[Stored dataset items]
_ _ _ _ _ _ _

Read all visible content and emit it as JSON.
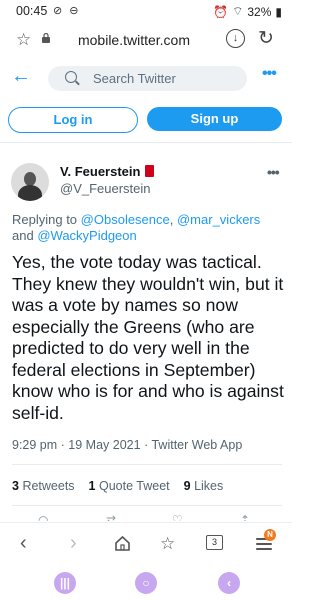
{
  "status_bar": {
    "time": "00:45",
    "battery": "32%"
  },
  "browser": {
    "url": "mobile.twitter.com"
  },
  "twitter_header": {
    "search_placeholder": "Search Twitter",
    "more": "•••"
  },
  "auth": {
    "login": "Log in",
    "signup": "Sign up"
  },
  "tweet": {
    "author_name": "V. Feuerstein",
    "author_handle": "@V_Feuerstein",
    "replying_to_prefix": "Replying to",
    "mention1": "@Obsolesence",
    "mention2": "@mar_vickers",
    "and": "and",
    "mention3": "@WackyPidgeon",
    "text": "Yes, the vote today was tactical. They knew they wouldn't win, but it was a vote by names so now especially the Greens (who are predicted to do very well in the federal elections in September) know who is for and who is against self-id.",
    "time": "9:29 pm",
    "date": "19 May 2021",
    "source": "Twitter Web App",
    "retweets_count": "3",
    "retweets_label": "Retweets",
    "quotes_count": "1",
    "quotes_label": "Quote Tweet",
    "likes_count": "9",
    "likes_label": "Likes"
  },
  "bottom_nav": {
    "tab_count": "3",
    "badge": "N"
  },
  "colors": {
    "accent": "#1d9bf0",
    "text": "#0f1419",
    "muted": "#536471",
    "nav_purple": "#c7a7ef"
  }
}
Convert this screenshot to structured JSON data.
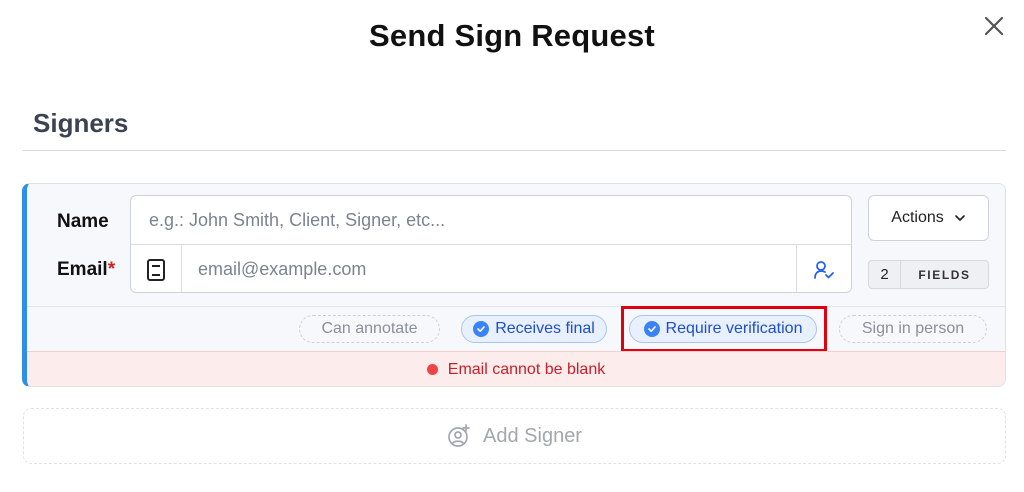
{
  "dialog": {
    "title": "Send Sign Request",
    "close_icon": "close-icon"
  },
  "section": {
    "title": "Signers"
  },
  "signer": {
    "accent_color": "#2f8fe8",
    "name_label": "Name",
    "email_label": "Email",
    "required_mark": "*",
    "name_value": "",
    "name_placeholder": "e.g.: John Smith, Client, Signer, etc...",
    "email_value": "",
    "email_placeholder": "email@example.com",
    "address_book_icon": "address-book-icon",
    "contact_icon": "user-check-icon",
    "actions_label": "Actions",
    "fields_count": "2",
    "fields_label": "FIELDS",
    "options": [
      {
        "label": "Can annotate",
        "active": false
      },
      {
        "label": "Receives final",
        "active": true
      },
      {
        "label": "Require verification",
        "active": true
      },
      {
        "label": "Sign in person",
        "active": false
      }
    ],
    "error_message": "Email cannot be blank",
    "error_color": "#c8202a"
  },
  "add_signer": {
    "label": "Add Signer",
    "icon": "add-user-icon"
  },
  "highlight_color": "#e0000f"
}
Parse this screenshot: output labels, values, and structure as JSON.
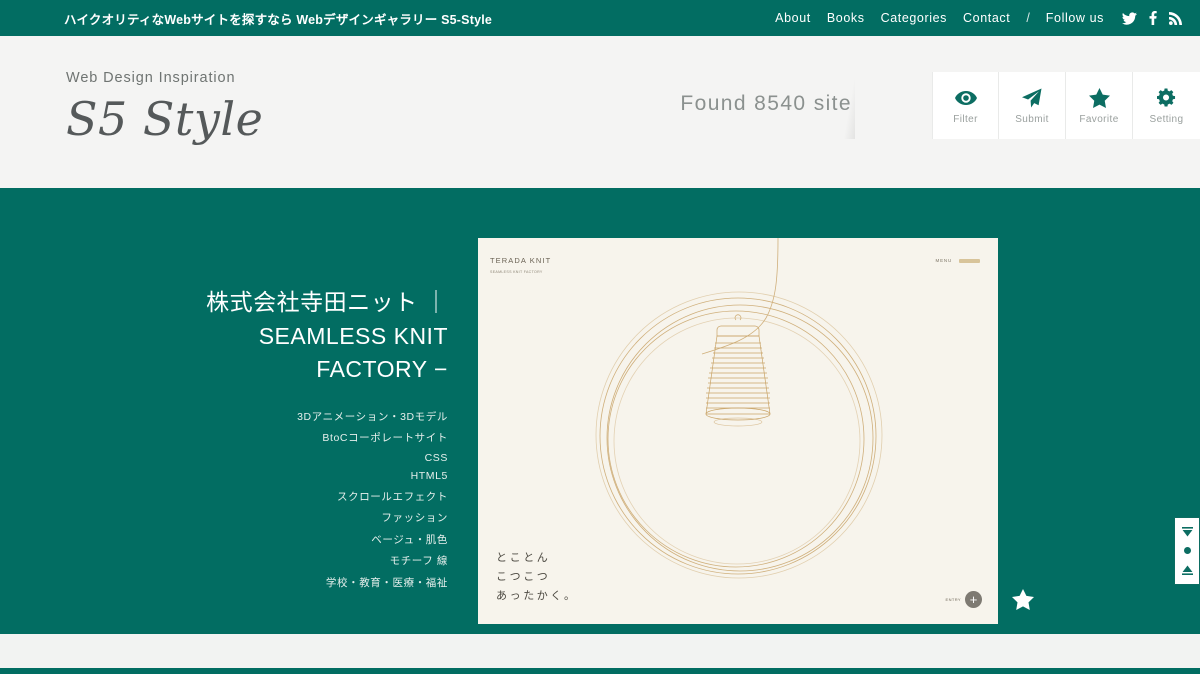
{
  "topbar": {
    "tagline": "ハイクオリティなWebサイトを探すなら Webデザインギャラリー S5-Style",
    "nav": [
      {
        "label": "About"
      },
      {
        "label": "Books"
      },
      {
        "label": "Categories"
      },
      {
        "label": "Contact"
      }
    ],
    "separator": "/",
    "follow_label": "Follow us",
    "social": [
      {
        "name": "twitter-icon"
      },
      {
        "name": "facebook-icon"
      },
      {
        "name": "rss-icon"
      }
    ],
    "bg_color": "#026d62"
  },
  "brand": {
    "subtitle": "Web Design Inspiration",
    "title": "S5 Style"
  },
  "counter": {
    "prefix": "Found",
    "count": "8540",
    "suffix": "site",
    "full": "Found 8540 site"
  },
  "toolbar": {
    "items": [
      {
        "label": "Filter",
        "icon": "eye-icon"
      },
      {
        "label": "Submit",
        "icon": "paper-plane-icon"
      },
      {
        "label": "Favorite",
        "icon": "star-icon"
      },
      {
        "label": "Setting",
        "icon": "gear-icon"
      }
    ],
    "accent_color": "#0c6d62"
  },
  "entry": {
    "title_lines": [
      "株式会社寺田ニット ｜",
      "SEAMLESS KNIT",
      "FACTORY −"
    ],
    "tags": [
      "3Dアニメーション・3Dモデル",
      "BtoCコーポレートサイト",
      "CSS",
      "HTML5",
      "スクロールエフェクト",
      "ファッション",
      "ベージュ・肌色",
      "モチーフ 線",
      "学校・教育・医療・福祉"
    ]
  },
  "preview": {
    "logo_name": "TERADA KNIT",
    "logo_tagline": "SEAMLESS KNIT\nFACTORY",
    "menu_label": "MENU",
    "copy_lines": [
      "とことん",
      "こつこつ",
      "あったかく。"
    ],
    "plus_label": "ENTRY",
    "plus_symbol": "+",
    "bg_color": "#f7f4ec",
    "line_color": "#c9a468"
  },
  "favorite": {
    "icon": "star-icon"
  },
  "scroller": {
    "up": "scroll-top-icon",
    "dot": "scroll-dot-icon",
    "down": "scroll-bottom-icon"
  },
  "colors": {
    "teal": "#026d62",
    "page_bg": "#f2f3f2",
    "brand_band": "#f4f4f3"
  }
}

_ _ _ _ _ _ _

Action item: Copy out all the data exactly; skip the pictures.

Output for this task:
Read all visible content and emit it as JSON.
{
  "status_bar": {
    "time": "00:45",
    "battery": "32%"
  },
  "browser": {
    "url": "mobile.twitter.com"
  },
  "twitter_header": {
    "search_placeholder": "Search Twitter",
    "more": "•••"
  },
  "auth": {
    "login": "Log in",
    "signup": "Sign up"
  },
  "tweet": {
    "author_name": "V. Feuerstein",
    "author_handle": "@V_Feuerstein",
    "replying_to_prefix": "Replying to",
    "mention1": "@Obsolesence",
    "mention2": "@mar_vickers",
    "and": "and",
    "mention3": "@WackyPidgeon",
    "text": "Yes, the vote today was tactical. They knew they wouldn't win, but it was a vote by names so now especially the Greens (who are predicted to do very well in the federal elections in September) know who is for and who is against self-id.",
    "time": "9:29 pm",
    "date": "19 May 2021",
    "source": "Twitter Web App",
    "retweets_count": "3",
    "retweets_label": "Retweets",
    "quotes_count": "1",
    "quotes_label": "Quote Tweet",
    "likes_count": "9",
    "likes_label": "Likes"
  },
  "bottom_nav": {
    "tab_count": "3",
    "badge": "N"
  },
  "colors": {
    "accent": "#1d9bf0",
    "text": "#0f1419",
    "muted": "#536471",
    "nav_purple": "#c7a7ef"
  }
}
Convert this screenshot to structured JSON data.
{
  "dialog": {
    "title": "Send Sign Request",
    "close_icon": "close-icon"
  },
  "section": {
    "title": "Signers"
  },
  "signer": {
    "accent_color": "#2f8fe8",
    "name_label": "Name",
    "email_label": "Email",
    "required_mark": "*",
    "name_value": "",
    "name_placeholder": "e.g.: John Smith, Client, Signer, etc...",
    "email_value": "",
    "email_placeholder": "email@example.com",
    "address_book_icon": "address-book-icon",
    "contact_icon": "user-check-icon",
    "actions_label": "Actions",
    "fields_count": "2",
    "fields_label": "FIELDS",
    "options": [
      {
        "label": "Can annotate",
        "active": false
      },
      {
        "label": "Receives final",
        "active": true
      },
      {
        "label": "Require verification",
        "active": true
      },
      {
        "label": "Sign in person",
        "active": false
      }
    ],
    "error_message": "Email cannot be blank",
    "error_color": "#c8202a"
  },
  "add_signer": {
    "label": "Add Signer",
    "icon": "add-user-icon"
  },
  "highlight_color": "#e0000f"
}
Parse this screenshot: output labels, values, and structure as JSON.
{
  "topbar": {
    "tagline": "ハイクオリティなWebサイトを探すなら Webデザインギャラリー S5-Style",
    "nav": [
      {
        "label": "About"
      },
      {
        "label": "Books"
      },
      {
        "label": "Categories"
      },
      {
        "label": "Contact"
      }
    ],
    "separator": "/",
    "follow_label": "Follow us",
    "social": [
      {
        "name": "twitter-icon"
      },
      {
        "name": "facebook-icon"
      },
      {
        "name": "rss-icon"
      }
    ],
    "bg_color": "#026d62"
  },
  "brand": {
    "subtitle": "Web Design Inspiration",
    "title": "S5 Style"
  },
  "counter": {
    "prefix": "Found",
    "count": "8540",
    "suffix": "site",
    "full": "Found 8540 site"
  },
  "toolbar": {
    "items": [
      {
        "label": "Filter",
        "icon": "eye-icon"
      },
      {
        "label": "Submit",
        "icon": "paper-plane-icon"
      },
      {
        "label": "Favorite",
        "icon": "star-icon"
      },
      {
        "label": "Setting",
        "icon": "gear-icon"
      }
    ],
    "accent_color": "#0c6d62"
  },
  "entry": {
    "title_lines": [
      "株式会社寺田ニット ｜",
      "SEAMLESS KNIT",
      "FACTORY −"
    ],
    "tags": [
      "3Dアニメーション・3Dモデル",
      "BtoCコーポレートサイト",
      "CSS",
      "HTML5",
      "スクロールエフェクト",
      "ファッション",
      "ベージュ・肌色",
      "モチーフ 線",
      "学校・教育・医療・福祉"
    ]
  },
  "preview": {
    "logo_name": "TERADA KNIT",
    "logo_tagline": "SEAMLESS KNIT\nFACTORY",
    "menu_label": "MENU",
    "copy_lines": [
      "とことん",
      "こつこつ",
      "あったかく。"
    ],
    "plus_label": "ENTRY",
    "plus_symbol": "+",
    "bg_color": "#f7f4ec",
    "line_color": "#c9a468"
  },
  "favorite": {
    "icon": "star-icon"
  },
  "scroller": {
    "up": "scroll-top-icon",
    "dot": "scroll-dot-icon",
    "down": "scroll-bottom-icon"
  },
  "colors": {
    "teal": "#026d62",
    "page_bg": "#f2f3f2",
    "brand_band": "#f4f4f3"
  }
}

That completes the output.